However, the advent of artificial intelligence and machine learning technologies and greater attention to precision medicine paves the way for the era of digital pathology in clinical practice, allowing not only more accurate quantitative and spatial assessment of biomarker expression than the visual assessment of a pathologist but also allows to extract information invisible to the eye. Today, various tools based on artificial intelligence significantly contribute to the complex encryption of pathophysiology, allowing the discovery of new biomarkers and drug targets. 

In 2015, dr. Dovilė Žilėnaitė-Petrulaitienė joined the team of the National Center of Pathology together with prof. Arvydas Laurinavičius and his team of scientists. They started complex experimental work creating an analytic methodology to analyze local profiles of cancer cells and microenvironment properties, generating multiparametric and spatial data from digital microscopy images. 

Using deep learning and artificial neural network models for tumor tissue classification, applying spatial statistical methods and clear mathematical rules, an exceptional methodology for tumor tissue research was created. By applying this method, it is possible to automatically determine the tumor-stroma interface zone, calculate indicators for anti-tumor response assessment, and most importantly, predict the overall survival of patients. 

In dr. D. Žilėnaitė-Petrulaitienė’s doctoral dissertation (2021) ” Assessing Immunohistochemistry Biomarkers in the Spatial Context of the Microenvironment of Hormone Receptor-Positive Ductal Breast Carcinoma by Digital Image Analysis” using this high-efficiency, automated and repeatable data set-based method, it was demonstrated that in whole slide histological tumor images, it is possible to detect breast cancer tissue microenvironment components, extract new and clinically useful immune response parameters and predict a higher probability of survival by analyzing the indicators describing the spatial characteristics of the immune infiltrate in tumor samples.  

Next steps: to combine features for direct biomarker assessment 

This research has shown that prognostic modeling can be obtained based entirely on the digital image analysis of histological images and reflected three biological and prognostically independent features of breast cancer. These three indicators surpassed conventional clinical and pathological parameters.  It should be also noted, that in this work, it was also detected that the new biomarker – CD8+SATB1+ T cells, provided stronger prognostic information than CD8+ lymphocytes assessment and reflected the activated state of immune cells. 

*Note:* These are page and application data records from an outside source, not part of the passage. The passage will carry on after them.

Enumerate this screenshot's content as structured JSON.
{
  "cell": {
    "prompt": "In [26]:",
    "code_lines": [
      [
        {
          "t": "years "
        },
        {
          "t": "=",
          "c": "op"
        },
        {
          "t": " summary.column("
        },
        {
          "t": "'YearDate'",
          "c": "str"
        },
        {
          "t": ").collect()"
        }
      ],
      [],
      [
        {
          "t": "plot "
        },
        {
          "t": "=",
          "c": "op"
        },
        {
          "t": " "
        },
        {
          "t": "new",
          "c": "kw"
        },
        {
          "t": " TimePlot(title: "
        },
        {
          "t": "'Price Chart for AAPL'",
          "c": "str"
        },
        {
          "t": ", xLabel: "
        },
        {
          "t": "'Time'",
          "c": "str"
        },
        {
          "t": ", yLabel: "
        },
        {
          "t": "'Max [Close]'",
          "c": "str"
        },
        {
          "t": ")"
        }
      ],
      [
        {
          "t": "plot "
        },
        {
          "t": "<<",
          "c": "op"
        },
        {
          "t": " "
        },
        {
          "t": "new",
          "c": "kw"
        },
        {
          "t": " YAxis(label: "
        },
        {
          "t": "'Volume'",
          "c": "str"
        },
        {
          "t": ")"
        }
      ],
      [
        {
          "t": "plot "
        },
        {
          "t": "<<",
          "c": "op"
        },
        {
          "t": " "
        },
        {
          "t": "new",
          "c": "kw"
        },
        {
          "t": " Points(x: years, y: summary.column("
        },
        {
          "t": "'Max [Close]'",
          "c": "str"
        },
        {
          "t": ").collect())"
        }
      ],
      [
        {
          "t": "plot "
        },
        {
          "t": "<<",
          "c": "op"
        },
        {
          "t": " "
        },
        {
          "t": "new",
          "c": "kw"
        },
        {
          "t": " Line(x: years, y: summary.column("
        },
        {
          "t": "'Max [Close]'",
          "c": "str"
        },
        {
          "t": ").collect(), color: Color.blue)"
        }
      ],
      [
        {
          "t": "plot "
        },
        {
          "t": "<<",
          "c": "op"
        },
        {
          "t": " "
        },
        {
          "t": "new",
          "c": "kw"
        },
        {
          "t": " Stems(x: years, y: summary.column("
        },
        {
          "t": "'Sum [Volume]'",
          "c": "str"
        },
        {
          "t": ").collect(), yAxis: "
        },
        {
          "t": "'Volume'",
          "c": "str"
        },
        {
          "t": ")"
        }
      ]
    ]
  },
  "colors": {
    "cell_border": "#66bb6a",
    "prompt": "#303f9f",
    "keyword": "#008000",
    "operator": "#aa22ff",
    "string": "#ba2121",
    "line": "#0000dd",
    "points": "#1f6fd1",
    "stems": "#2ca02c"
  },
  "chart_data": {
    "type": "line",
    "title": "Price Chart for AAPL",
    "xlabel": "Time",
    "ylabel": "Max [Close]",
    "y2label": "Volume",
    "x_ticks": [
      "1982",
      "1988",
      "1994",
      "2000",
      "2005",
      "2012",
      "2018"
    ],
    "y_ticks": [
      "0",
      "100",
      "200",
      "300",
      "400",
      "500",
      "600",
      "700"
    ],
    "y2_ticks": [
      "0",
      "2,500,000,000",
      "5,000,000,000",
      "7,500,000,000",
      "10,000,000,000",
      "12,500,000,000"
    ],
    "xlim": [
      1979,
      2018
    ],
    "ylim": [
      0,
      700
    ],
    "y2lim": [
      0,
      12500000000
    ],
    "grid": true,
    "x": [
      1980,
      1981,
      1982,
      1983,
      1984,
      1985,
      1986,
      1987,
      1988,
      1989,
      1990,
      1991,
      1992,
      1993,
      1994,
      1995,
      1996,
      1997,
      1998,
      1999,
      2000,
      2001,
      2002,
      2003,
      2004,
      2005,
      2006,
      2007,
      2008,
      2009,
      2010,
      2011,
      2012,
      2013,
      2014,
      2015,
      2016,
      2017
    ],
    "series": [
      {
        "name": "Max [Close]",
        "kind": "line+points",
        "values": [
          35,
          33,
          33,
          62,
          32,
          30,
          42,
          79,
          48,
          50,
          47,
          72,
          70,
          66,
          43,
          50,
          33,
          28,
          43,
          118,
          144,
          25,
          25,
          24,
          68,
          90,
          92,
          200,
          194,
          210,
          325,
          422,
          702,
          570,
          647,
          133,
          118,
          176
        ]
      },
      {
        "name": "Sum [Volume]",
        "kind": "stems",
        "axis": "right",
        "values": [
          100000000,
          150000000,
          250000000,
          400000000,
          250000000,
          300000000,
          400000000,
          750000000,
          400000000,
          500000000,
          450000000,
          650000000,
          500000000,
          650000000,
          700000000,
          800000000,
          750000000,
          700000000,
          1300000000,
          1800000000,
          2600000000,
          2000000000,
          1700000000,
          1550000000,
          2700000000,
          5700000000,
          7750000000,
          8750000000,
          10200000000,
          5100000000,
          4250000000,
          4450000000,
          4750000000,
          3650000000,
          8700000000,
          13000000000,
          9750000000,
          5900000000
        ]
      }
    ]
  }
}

However, these are only preliminary data – the obtained models require further adjustment and validation in a larger patient cohort. On the other hand, this work did not consider the architectural properties of the tumor microenvironment – the arrangement of tissue collagen fibers, which can also significantly contribute to tumorigenesis and help determine the prognosis of patients. In order to complete this research, more comprehensive computational methods and statistical modeling are required to accomplish this work. We believe that the combination of explicit, image-based computational biomarkers and implicit, artificial intelligence-derived features will produce the best set of methods to support clinical decisions in precision medicine. 

The postdoctoral fellowship is financed by the Research Council of Lithuania (LMTLT; agreement No.: S-PD-22-86).